Prior to May 2011, in the minority Parliament, these concerns, which are shared by many Canadians including labour, environmental organizations, Indigenous groups, human rights and development NGOs and others, would tend to be mentioned, but ultimately sidelined, in committee reports to the House of Commons, which invariably recommended Canada ratify the free trade deal in question.
During the Harper majority years, though opposition parties tried their best to get critical witnesses before trade committee, their concerns would be purged from the official report. In the end, the record would show near unanimous support for a given trade deal, with high praise from a range of business lobbies. A final third reading vote in Parliament, Senate endorsement and royal assent made the deal final for perpetuity.
What a real review would look like
Can we expect more from the newly elected Liberal government? No, but we should demand it, especially for an agreement as permanent and imposing as the TPP. But what might a better process look like?
An agreement that purports to set binding rules for regulating commerce in the 21st century certainly deserves public hearings, across the country. Trudeau has invited the provinces to join him in Paris for this year’s international climate talks. He could equally invite them to help him co-ordinate national consultations on the TPP.
Trudeau won a mandate to do a great many good things (invest in public transit, renewable energy, and a revitalized public service, for example), but the TPP was not one of them and could interfere with their achievement. Ontario was recently burned by a WTO decision ruling its landmark Green Energy Act illegal because it favoured domestic production of solar and wind power components. The TPP may include unanticipated new restrictions on what the provinces and federal government can do for the sake of meeting carbon emissions reductions and transitioning off fossil fuels.
Importantly for Trudeau, the new prime minister could significantly boost his stature and credibility by informing TPP partner countries Canada cannot be bound by the agreement as negotiated, and that public input could result in Canadian demands for changes. His resolve can only be strengthened by the U.S. insistence that it can still force changes in Canada’s implementation of its TPP commitments.

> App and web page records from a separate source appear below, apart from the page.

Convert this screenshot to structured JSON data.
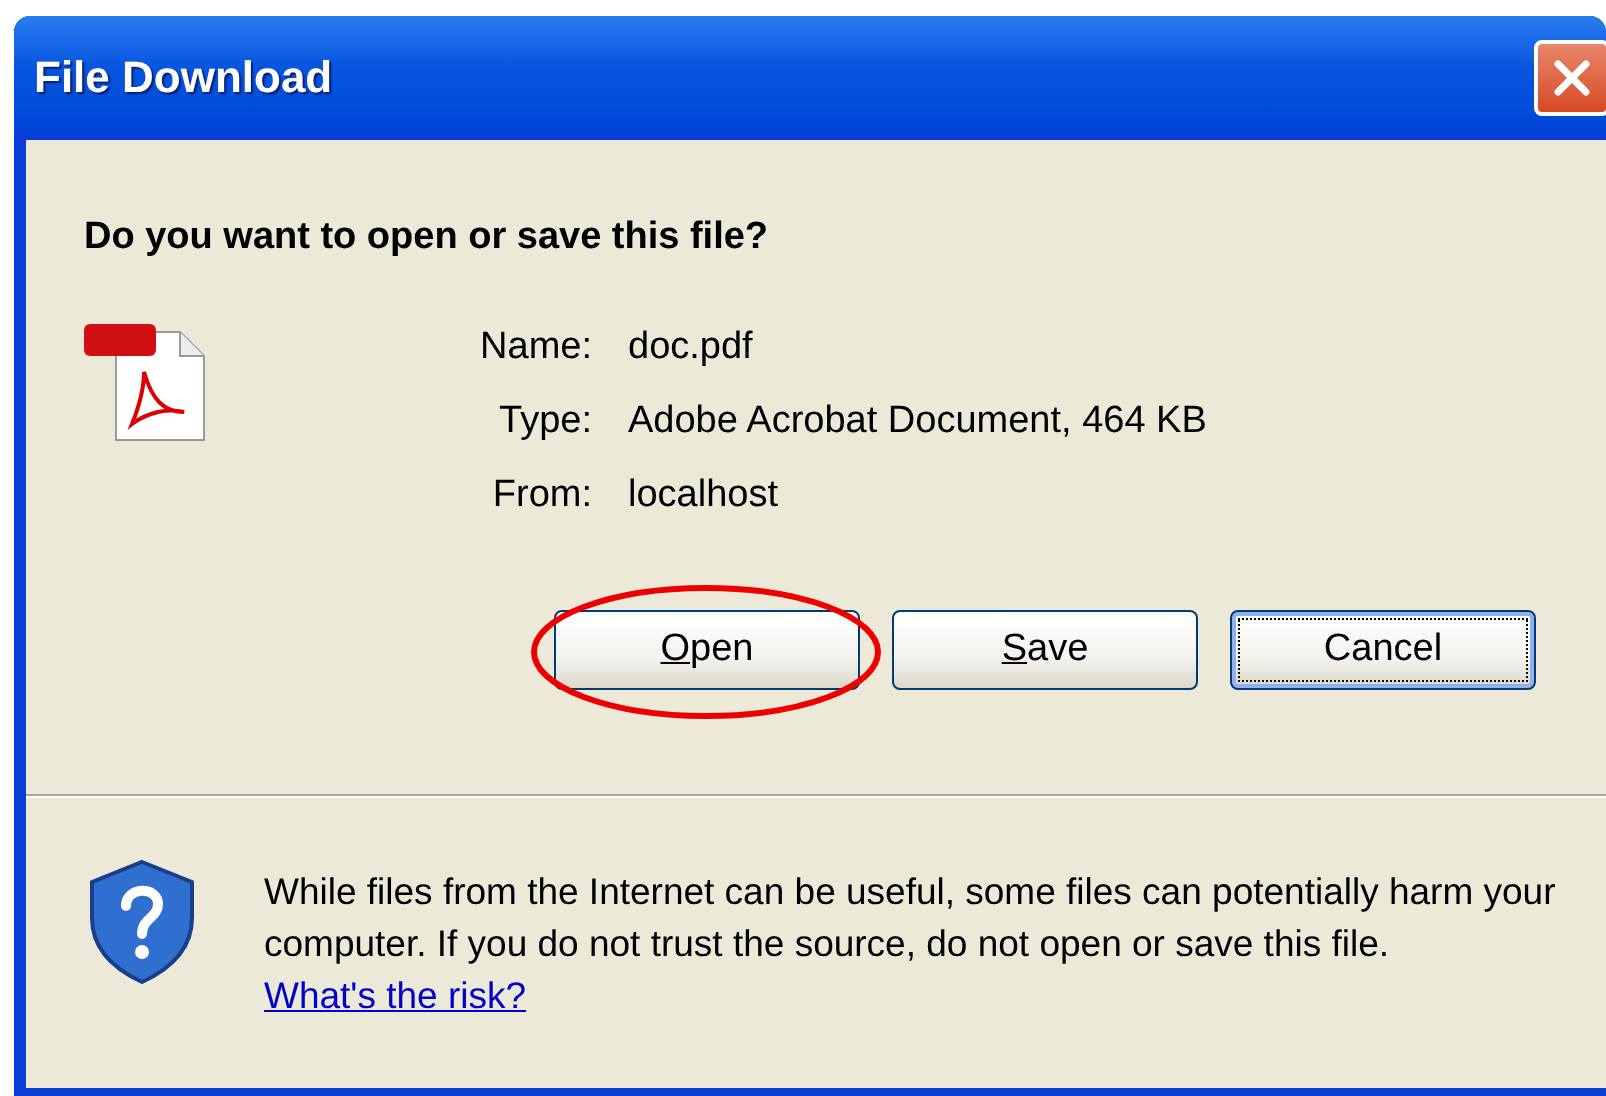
{
  "window": {
    "title": "File Download"
  },
  "question": "Do you want to open or save this file?",
  "file_info": [
    {
      "label": "Name:",
      "value": "doc.pdf"
    },
    {
      "label": "Type:",
      "value": "Adobe Acrobat Document, 464 KB"
    },
    {
      "label": "From:",
      "value": "localhost"
    }
  ],
  "buttons": [
    {
      "label": "Open",
      "underline_first": true,
      "focused": false,
      "circled": true
    },
    {
      "label": "Save",
      "underline_first": true,
      "focused": false,
      "circled": false
    },
    {
      "label": "Cancel",
      "underline_first": false,
      "focused": true,
      "circled": false
    }
  ],
  "warning": {
    "text": "While files from the Internet can be useful, some files can potentially harm your computer. If you do not trust the source, do not open or save this file.",
    "link": "What's the risk?"
  }
}
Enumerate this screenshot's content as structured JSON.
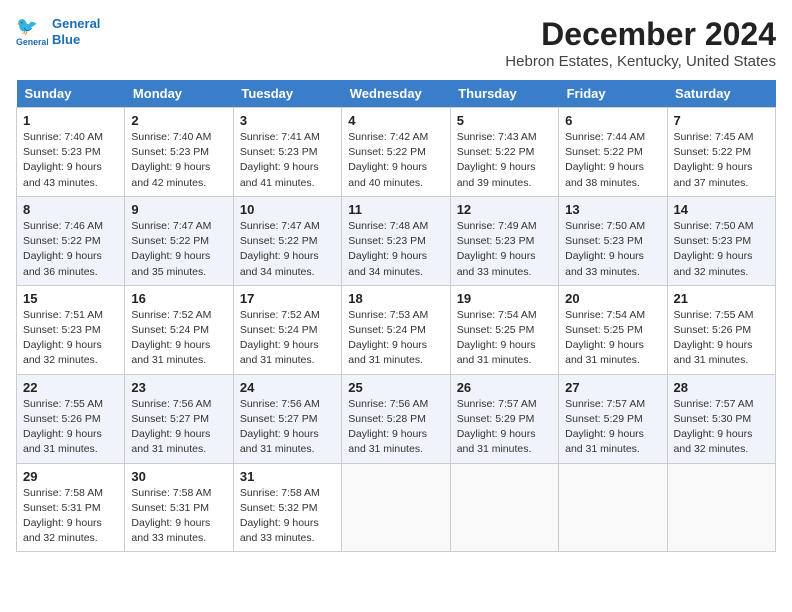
{
  "header": {
    "logo_line1": "General",
    "logo_line2": "Blue",
    "main_title": "December 2024",
    "subtitle": "Hebron Estates, Kentucky, United States"
  },
  "calendar": {
    "columns": [
      "Sunday",
      "Monday",
      "Tuesday",
      "Wednesday",
      "Thursday",
      "Friday",
      "Saturday"
    ],
    "weeks": [
      [
        {
          "day": "1",
          "sunrise": "Sunrise: 7:40 AM",
          "sunset": "Sunset: 5:23 PM",
          "daylight": "Daylight: 9 hours and 43 minutes."
        },
        {
          "day": "2",
          "sunrise": "Sunrise: 7:40 AM",
          "sunset": "Sunset: 5:23 PM",
          "daylight": "Daylight: 9 hours and 42 minutes."
        },
        {
          "day": "3",
          "sunrise": "Sunrise: 7:41 AM",
          "sunset": "Sunset: 5:23 PM",
          "daylight": "Daylight: 9 hours and 41 minutes."
        },
        {
          "day": "4",
          "sunrise": "Sunrise: 7:42 AM",
          "sunset": "Sunset: 5:22 PM",
          "daylight": "Daylight: 9 hours and 40 minutes."
        },
        {
          "day": "5",
          "sunrise": "Sunrise: 7:43 AM",
          "sunset": "Sunset: 5:22 PM",
          "daylight": "Daylight: 9 hours and 39 minutes."
        },
        {
          "day": "6",
          "sunrise": "Sunrise: 7:44 AM",
          "sunset": "Sunset: 5:22 PM",
          "daylight": "Daylight: 9 hours and 38 minutes."
        },
        {
          "day": "7",
          "sunrise": "Sunrise: 7:45 AM",
          "sunset": "Sunset: 5:22 PM",
          "daylight": "Daylight: 9 hours and 37 minutes."
        }
      ],
      [
        {
          "day": "8",
          "sunrise": "Sunrise: 7:46 AM",
          "sunset": "Sunset: 5:22 PM",
          "daylight": "Daylight: 9 hours and 36 minutes."
        },
        {
          "day": "9",
          "sunrise": "Sunrise: 7:47 AM",
          "sunset": "Sunset: 5:22 PM",
          "daylight": "Daylight: 9 hours and 35 minutes."
        },
        {
          "day": "10",
          "sunrise": "Sunrise: 7:47 AM",
          "sunset": "Sunset: 5:22 PM",
          "daylight": "Daylight: 9 hours and 34 minutes."
        },
        {
          "day": "11",
          "sunrise": "Sunrise: 7:48 AM",
          "sunset": "Sunset: 5:23 PM",
          "daylight": "Daylight: 9 hours and 34 minutes."
        },
        {
          "day": "12",
          "sunrise": "Sunrise: 7:49 AM",
          "sunset": "Sunset: 5:23 PM",
          "daylight": "Daylight: 9 hours and 33 minutes."
        },
        {
          "day": "13",
          "sunrise": "Sunrise: 7:50 AM",
          "sunset": "Sunset: 5:23 PM",
          "daylight": "Daylight: 9 hours and 33 minutes."
        },
        {
          "day": "14",
          "sunrise": "Sunrise: 7:50 AM",
          "sunset": "Sunset: 5:23 PM",
          "daylight": "Daylight: 9 hours and 32 minutes."
        }
      ],
      [
        {
          "day": "15",
          "sunrise": "Sunrise: 7:51 AM",
          "sunset": "Sunset: 5:23 PM",
          "daylight": "Daylight: 9 hours and 32 minutes."
        },
        {
          "day": "16",
          "sunrise": "Sunrise: 7:52 AM",
          "sunset": "Sunset: 5:24 PM",
          "daylight": "Daylight: 9 hours and 31 minutes."
        },
        {
          "day": "17",
          "sunrise": "Sunrise: 7:52 AM",
          "sunset": "Sunset: 5:24 PM",
          "daylight": "Daylight: 9 hours and 31 minutes."
        },
        {
          "day": "18",
          "sunrise": "Sunrise: 7:53 AM",
          "sunset": "Sunset: 5:24 PM",
          "daylight": "Daylight: 9 hours and 31 minutes."
        },
        {
          "day": "19",
          "sunrise": "Sunrise: 7:54 AM",
          "sunset": "Sunset: 5:25 PM",
          "daylight": "Daylight: 9 hours and 31 minutes."
        },
        {
          "day": "20",
          "sunrise": "Sunrise: 7:54 AM",
          "sunset": "Sunset: 5:25 PM",
          "daylight": "Daylight: 9 hours and 31 minutes."
        },
        {
          "day": "21",
          "sunrise": "Sunrise: 7:55 AM",
          "sunset": "Sunset: 5:26 PM",
          "daylight": "Daylight: 9 hours and 31 minutes."
        }
      ],
      [
        {
          "day": "22",
          "sunrise": "Sunrise: 7:55 AM",
          "sunset": "Sunset: 5:26 PM",
          "daylight": "Daylight: 9 hours and 31 minutes."
        },
        {
          "day": "23",
          "sunrise": "Sunrise: 7:56 AM",
          "sunset": "Sunset: 5:27 PM",
          "daylight": "Daylight: 9 hours and 31 minutes."
        },
        {
          "day": "24",
          "sunrise": "Sunrise: 7:56 AM",
          "sunset": "Sunset: 5:27 PM",
          "daylight": "Daylight: 9 hours and 31 minutes."
        },
        {
          "day": "25",
          "sunrise": "Sunrise: 7:56 AM",
          "sunset": "Sunset: 5:28 PM",
          "daylight": "Daylight: 9 hours and 31 minutes."
        },
        {
          "day": "26",
          "sunrise": "Sunrise: 7:57 AM",
          "sunset": "Sunset: 5:29 PM",
          "daylight": "Daylight: 9 hours and 31 minutes."
        },
        {
          "day": "27",
          "sunrise": "Sunrise: 7:57 AM",
          "sunset": "Sunset: 5:29 PM",
          "daylight": "Daylight: 9 hours and 31 minutes."
        },
        {
          "day": "28",
          "sunrise": "Sunrise: 7:57 AM",
          "sunset": "Sunset: 5:30 PM",
          "daylight": "Daylight: 9 hours and 32 minutes."
        }
      ],
      [
        {
          "day": "29",
          "sunrise": "Sunrise: 7:58 AM",
          "sunset": "Sunset: 5:31 PM",
          "daylight": "Daylight: 9 hours and 32 minutes."
        },
        {
          "day": "30",
          "sunrise": "Sunrise: 7:58 AM",
          "sunset": "Sunset: 5:31 PM",
          "daylight": "Daylight: 9 hours and 33 minutes."
        },
        {
          "day": "31",
          "sunrise": "Sunrise: 7:58 AM",
          "sunset": "Sunset: 5:32 PM",
          "daylight": "Daylight: 9 hours and 33 minutes."
        },
        null,
        null,
        null,
        null
      ]
    ]
  }
}
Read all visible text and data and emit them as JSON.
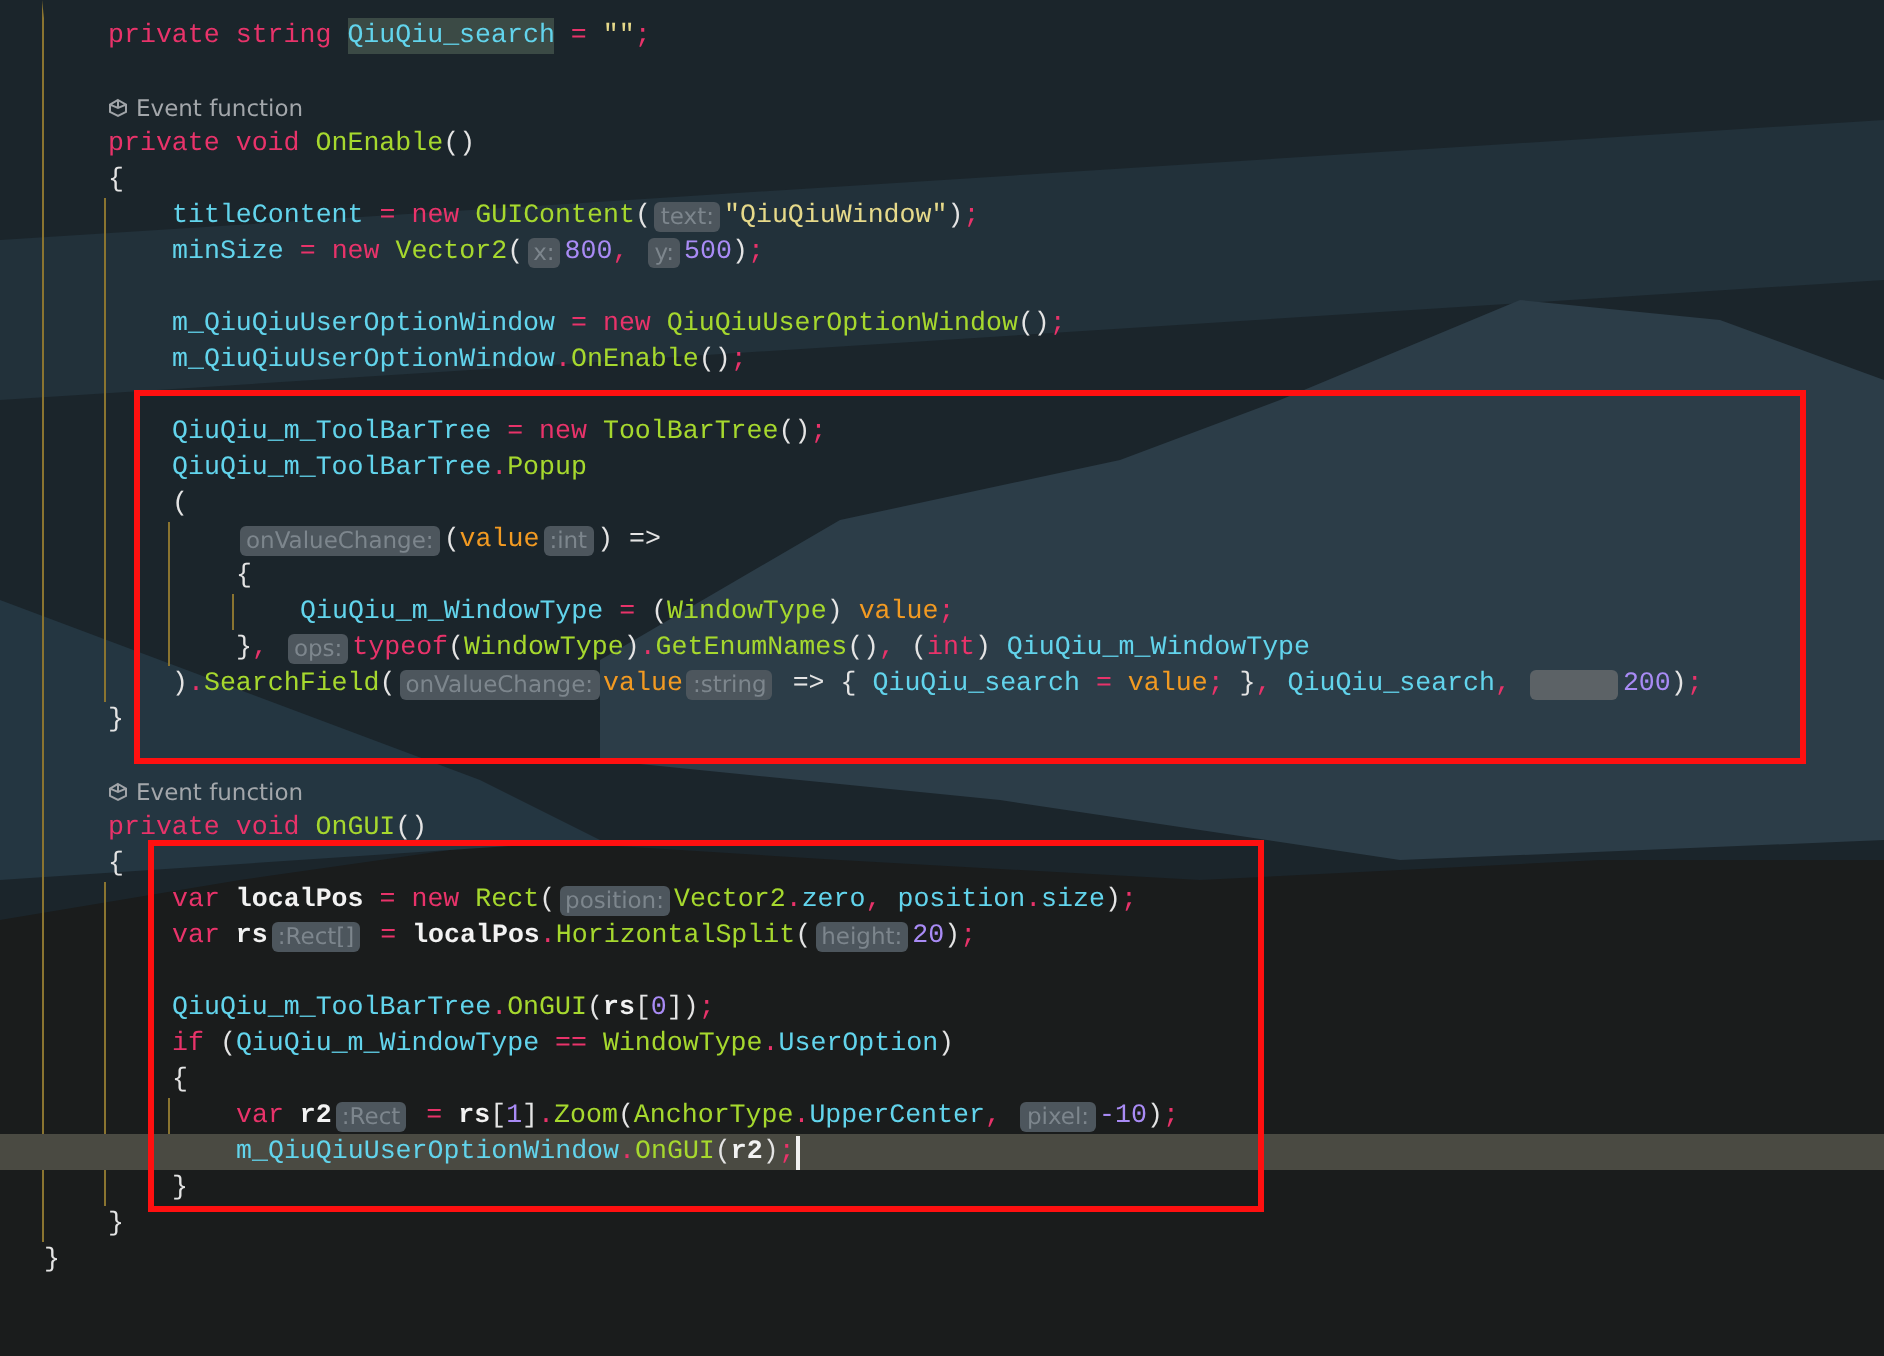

Normally, a treaty comes into force after a certain number of signatories have ratified and implemented it. But in the case of the TPP the U.S. has inserted an additional step where the White House must “certify” that a trading partner’s implementation legislation is in full compliance before the TPP comes into effect. There’s no good reason Canada should suffer this humiliating process, which would allow U.S. congressional and corporate interests to wrest even further concessions.
Popular support for the TPP is not as high as the government or business groups probably expected. A wrong step on this early test for the Trudeau regime could be damaging to the new government, making other planks of its platform all the more difficult to realize.
Trudeau can only gain by being more open and democratic than the last government, which also wouldn’t be difficult. He could start with the review process for the TPP—by making sure all voices are heard, and that they feel their input has the capacity to alter the outcomes for Canada. The health of our economy, our public services and our democratic institutions depends on it.
Stuart Trew is the senior editor of the Monitor, a bimonthly journal of the Canadian Centre for Policy Alternatives. Follow Stuart on Twitter @StuJT. Scott Sinclair directs the CCPA’s Trade and Investment Research Project.